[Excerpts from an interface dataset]
- - -
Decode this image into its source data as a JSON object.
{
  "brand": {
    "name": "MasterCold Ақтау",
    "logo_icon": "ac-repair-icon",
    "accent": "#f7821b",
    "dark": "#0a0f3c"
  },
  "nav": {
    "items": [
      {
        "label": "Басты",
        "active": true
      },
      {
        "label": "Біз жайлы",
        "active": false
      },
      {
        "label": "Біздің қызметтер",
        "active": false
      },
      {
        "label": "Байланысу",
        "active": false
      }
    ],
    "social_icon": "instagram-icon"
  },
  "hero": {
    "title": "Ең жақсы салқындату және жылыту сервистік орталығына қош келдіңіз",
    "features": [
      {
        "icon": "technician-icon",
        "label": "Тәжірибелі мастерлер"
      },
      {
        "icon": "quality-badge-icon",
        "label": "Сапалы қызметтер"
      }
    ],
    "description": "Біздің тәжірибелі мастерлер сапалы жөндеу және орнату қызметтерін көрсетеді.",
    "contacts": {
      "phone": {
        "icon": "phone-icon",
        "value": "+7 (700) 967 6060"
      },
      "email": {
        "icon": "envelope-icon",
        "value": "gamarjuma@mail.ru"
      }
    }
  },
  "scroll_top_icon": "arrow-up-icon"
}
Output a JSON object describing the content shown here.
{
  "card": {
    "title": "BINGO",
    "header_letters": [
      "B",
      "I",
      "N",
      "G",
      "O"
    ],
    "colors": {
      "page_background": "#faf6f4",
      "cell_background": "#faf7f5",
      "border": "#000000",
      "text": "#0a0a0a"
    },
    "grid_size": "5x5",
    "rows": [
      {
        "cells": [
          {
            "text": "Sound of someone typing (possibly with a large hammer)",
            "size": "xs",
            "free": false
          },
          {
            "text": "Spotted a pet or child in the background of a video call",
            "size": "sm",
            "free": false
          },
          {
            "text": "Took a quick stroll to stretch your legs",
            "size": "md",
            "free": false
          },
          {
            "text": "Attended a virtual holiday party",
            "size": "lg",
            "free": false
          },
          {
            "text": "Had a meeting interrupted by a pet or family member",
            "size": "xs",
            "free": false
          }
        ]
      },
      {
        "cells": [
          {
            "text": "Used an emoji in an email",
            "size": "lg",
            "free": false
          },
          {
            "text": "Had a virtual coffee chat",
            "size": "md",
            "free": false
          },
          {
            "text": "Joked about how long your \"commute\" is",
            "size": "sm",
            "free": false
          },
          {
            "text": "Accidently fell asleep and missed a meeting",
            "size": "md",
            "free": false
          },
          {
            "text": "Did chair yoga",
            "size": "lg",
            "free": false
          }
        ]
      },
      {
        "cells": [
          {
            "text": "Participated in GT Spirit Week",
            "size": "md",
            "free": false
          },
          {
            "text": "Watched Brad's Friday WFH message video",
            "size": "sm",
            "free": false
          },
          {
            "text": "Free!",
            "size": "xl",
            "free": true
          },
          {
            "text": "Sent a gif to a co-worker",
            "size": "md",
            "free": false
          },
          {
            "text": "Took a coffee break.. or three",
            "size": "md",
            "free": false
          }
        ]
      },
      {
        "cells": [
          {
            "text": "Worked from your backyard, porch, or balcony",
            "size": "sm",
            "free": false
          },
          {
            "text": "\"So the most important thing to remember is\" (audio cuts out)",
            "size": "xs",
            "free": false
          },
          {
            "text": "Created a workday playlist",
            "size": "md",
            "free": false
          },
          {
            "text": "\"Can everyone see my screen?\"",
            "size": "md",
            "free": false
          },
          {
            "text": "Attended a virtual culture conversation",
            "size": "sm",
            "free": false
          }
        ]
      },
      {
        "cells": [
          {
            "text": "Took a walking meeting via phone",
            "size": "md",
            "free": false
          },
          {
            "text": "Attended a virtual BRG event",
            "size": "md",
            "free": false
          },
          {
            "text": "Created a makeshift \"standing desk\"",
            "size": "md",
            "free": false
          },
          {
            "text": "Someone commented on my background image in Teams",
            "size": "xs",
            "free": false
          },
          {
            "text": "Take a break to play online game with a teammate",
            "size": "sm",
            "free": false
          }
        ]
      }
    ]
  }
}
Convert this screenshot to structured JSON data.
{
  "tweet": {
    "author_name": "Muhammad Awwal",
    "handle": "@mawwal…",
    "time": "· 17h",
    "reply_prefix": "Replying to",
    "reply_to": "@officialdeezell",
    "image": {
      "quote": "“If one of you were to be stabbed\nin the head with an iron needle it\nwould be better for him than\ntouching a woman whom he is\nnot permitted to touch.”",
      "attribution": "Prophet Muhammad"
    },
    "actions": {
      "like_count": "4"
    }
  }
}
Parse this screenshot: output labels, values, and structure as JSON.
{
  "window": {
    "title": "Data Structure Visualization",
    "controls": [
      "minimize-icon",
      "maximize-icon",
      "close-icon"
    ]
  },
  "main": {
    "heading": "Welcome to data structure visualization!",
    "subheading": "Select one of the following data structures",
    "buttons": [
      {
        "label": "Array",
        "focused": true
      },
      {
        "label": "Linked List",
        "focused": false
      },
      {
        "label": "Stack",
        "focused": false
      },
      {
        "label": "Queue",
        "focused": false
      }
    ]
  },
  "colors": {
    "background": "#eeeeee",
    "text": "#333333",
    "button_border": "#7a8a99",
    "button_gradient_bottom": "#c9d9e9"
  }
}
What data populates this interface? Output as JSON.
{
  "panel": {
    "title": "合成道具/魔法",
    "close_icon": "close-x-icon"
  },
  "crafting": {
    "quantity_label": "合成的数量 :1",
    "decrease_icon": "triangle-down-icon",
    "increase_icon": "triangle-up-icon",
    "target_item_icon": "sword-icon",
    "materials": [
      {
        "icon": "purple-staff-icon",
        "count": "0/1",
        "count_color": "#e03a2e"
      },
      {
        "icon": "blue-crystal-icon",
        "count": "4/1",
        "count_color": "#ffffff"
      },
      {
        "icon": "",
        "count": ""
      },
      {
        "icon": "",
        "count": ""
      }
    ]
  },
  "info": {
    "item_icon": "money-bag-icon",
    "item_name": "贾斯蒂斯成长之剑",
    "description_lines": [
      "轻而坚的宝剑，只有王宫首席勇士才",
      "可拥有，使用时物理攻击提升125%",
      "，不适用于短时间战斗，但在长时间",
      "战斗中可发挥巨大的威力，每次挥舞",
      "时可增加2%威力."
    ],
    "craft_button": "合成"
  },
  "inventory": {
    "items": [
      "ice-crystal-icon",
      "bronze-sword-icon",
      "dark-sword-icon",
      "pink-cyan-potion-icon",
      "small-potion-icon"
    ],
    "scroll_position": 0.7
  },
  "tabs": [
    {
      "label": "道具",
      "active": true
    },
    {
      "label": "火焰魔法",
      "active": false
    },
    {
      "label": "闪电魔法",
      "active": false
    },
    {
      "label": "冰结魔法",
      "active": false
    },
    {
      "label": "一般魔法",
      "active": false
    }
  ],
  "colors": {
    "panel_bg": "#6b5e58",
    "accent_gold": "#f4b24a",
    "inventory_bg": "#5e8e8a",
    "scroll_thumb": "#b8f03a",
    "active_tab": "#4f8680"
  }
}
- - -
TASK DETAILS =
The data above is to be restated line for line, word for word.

RESULT OF THIS TASK =
Decode this image into its source data as a JSON object.
{
  "brand": {
    "name": "MasterCold Ақтау",
    "logo_icon": "ac-repair-icon",
    "accent": "#f7821b",
    "dark": "#0a0f3c"
  },
  "nav": {
    "items": [
      {
        "label": "Басты",
        "active": true
      },
      {
        "label": "Біз жайлы",
        "active": false
      },
      {
        "label": "Біздің қызметтер",
        "active": false
      },
      {
        "label": "Байланысу",
        "active": false
      }
    ],
    "social_icon": "instagram-icon"
  },
  "hero": {
    "title": "Ең жақсы салқындату және жылыту сервистік орталығына қош келдіңіз",
    "features": [
      {
        "icon": "technician-icon",
        "label": "Тәжірибелі мастерлер"
      },
      {
        "icon": "quality-badge-icon",
        "label": "Сапалы қызметтер"
      }
    ],
    "description": "Біздің тәжірибелі мастерлер сапалы жөндеу және орнату қызметтерін көрсетеді.",
    "contacts": {
      "phone": {
        "icon": "phone-icon",
        "value": "+7 (700) 967 6060"
      },
      "email": {
        "icon": "envelope-icon",
        "value": "gamarjuma@mail.ru"
      }
    }
  },
  "scroll_top_icon": "arrow-up-icon"
}
Output a JSON object describing the content shown here.
{
  "card": {
    "title": "BINGO",
    "header_letters": [
      "B",
      "I",
      "N",
      "G",
      "O"
    ],
    "colors": {
      "page_background": "#faf6f4",
      "cell_background": "#faf7f5",
      "border": "#000000",
      "text": "#0a0a0a"
    },
    "grid_size": "5x5",
    "rows": [
      {
        "cells": [
          {
            "text": "Sound of someone typing (possibly with a large hammer)",
            "size": "xs",
            "free": false
          },
          {
            "text": "Spotted a pet or child in the background of a video call",
            "size": "sm",
            "free": false
          },
          {
            "text": "Took a quick stroll to stretch your legs",
            "size": "md",
            "free": false
          },
          {
            "text": "Attended a virtual holiday party",
            "size": "lg",
            "free": false
          },
          {
            "text": "Had a meeting interrupted by a pet or family member",
            "size": "xs",
            "free": false
          }
        ]
      },
      {
        "cells": [
          {
            "text": "Used an emoji in an email",
            "size": "lg",
            "free": false
          },
          {
            "text": "Had a virtual coffee chat",
            "size": "md",
            "free": false
          },
          {
            "text": "Joked about how long your \"commute\" is",
            "size": "sm",
            "free": false
          },
          {
            "text": "Accidently fell asleep and missed a meeting",
            "size": "md",
            "free": false
          },
          {
            "text": "Did chair yoga",
            "size": "lg",
            "free": false
          }
        ]
      },
      {
        "cells": [
          {
            "text": "Participated in GT Spirit Week",
            "size": "md",
            "free": false
          },
          {
            "text": "Watched Brad's Friday WFH message video",
            "size": "sm",
            "free": false
          },
          {
            "text": "Free!",
            "size": "xl",
            "free": true
          },
          {
            "text": "Sent a gif to a co-worker",
            "size": "md",
            "free": false
          },
          {
            "text": "Took a coffee break.. or three",
            "size": "md",
            "free": false
          }
        ]
      },
      {
        "cells": [
          {
            "text": "Worked from your backyard, porch, or balcony",
            "size": "sm",
            "free": false
          },
          {
            "text": "\"So the most important thing to remember is\" (audio cuts out)",
            "size": "xs",
            "free": false
          },
          {
            "text": "Created a workday playlist",
            "size": "md",
            "free": false
          },
          {
            "text": "\"Can everyone see my screen?\"",
            "size": "md",
            "free": false
          },
          {
            "text": "Attended a virtual culture conversation",
            "size": "sm",
            "free": false
          }
        ]
      },
      {
        "cells": [
          {
            "text": "Took a walking meeting via phone",
            "size": "md",
            "free": false
          },
          {
            "text": "Attended a virtual BRG event",
            "size": "md",
            "free": false
          },
          {
            "text": "Created a makeshift \"standing desk\"",
            "size": "md",
            "free": false
          },
          {
            "text": "Someone commented on my background image in Teams",
            "size": "xs",
            "free": false
          },
          {
            "text": "Take a break to play online game with a teammate",
            "size": "sm",
            "free": false
          }
        ]
      }
    ]
  }
}
Convert this screenshot to structured JSON data.
{
  "tweet": {
    "author_name": "Muhammad Awwal",
    "handle": "@mawwal…",
    "time": "· 17h",
    "reply_prefix": "Replying to",
    "reply_to": "@officialdeezell",
    "image": {
      "quote": "“If one of you were to be stabbed\nin the head with an iron needle it\nwould be better for him than\ntouching a woman whom he is\nnot permitted to touch.”",
      "attribution": "Prophet Muhammad"
    },
    "actions": {
      "like_count": "4"
    }
  }
}
Parse this screenshot: output labels, values, and structure as JSON.
{
  "window": {
    "title": "Data Structure Visualization",
    "controls": [
      "minimize-icon",
      "maximize-icon",
      "close-icon"
    ]
  },
  "main": {
    "heading": "Welcome to data structure visualization!",
    "subheading": "Select one of the following data structures",
    "buttons": [
      {
        "label": "Array",
        "focused": true
      },
      {
        "label": "Linked List",
        "focused": false
      },
      {
        "label": "Stack",
        "focused": false
      },
      {
        "label": "Queue",
        "focused": false
      }
    ]
  },
  "colors": {
    "background": "#eeeeee",
    "text": "#333333",
    "button_border": "#7a8a99",
    "button_gradient_bottom": "#c9d9e9"
  }
}
What data populates this interface? Output as JSON.
{
  "panel": {
    "title": "合成道具/魔法",
    "close_icon": "close-x-icon"
  },
  "crafting": {
    "quantity_label": "合成的数量 :1",
    "decrease_icon": "triangle-down-icon",
    "increase_icon": "triangle-up-icon",
    "target_item_icon": "sword-icon",
    "materials": [
      {
        "icon": "purple-staff-icon",
        "count": "0/1",
        "count_color": "#e03a2e"
      },
      {
        "icon": "blue-crystal-icon",
        "count": "4/1",
        "count_color": "#ffffff"
      },
      {
        "icon": "",
        "count": ""
      },
      {
        "icon": "",
        "count": ""
      }
    ]
  },
  "info": {
    "item_icon": "money-bag-icon",
    "item_name": "贾斯蒂斯成长之剑",
    "description_lines": [
      "轻而坚的宝剑，只有王宫首席勇士才",
      "可拥有，使用时物理攻击提升125%",
      "，不适用于短时间战斗，但在长时间",
      "战斗中可发挥巨大的威力，每次挥舞",
      "时可增加2%威力."
    ],
    "craft_button": "合成"
  },
  "inventory": {
    "items": [
      "ice-crystal-icon",
      "bronze-sword-icon",
      "dark-sword-icon",
      "pink-cyan-potion-icon",
      "small-potion-icon"
    ],
    "scroll_position": 0.7
  },
  "tabs": [
    {
      "label": "道具",
      "active": true
    },
    {
      "label": "火焰魔法",
      "active": false
    },
    {
      "label": "闪电魔法",
      "active": false
    },
    {
      "label": "冰结魔法",
      "active": false
    },
    {
      "label": "一般魔法",
      "active": false
    }
  ],
  "colors": {
    "panel_bg": "#6b5e58",
    "accent_gold": "#f4b24a",
    "inventory_bg": "#5e8e8a",
    "scroll_thumb": "#b8f03a",
    "active_tab": "#4f8680"
  }
}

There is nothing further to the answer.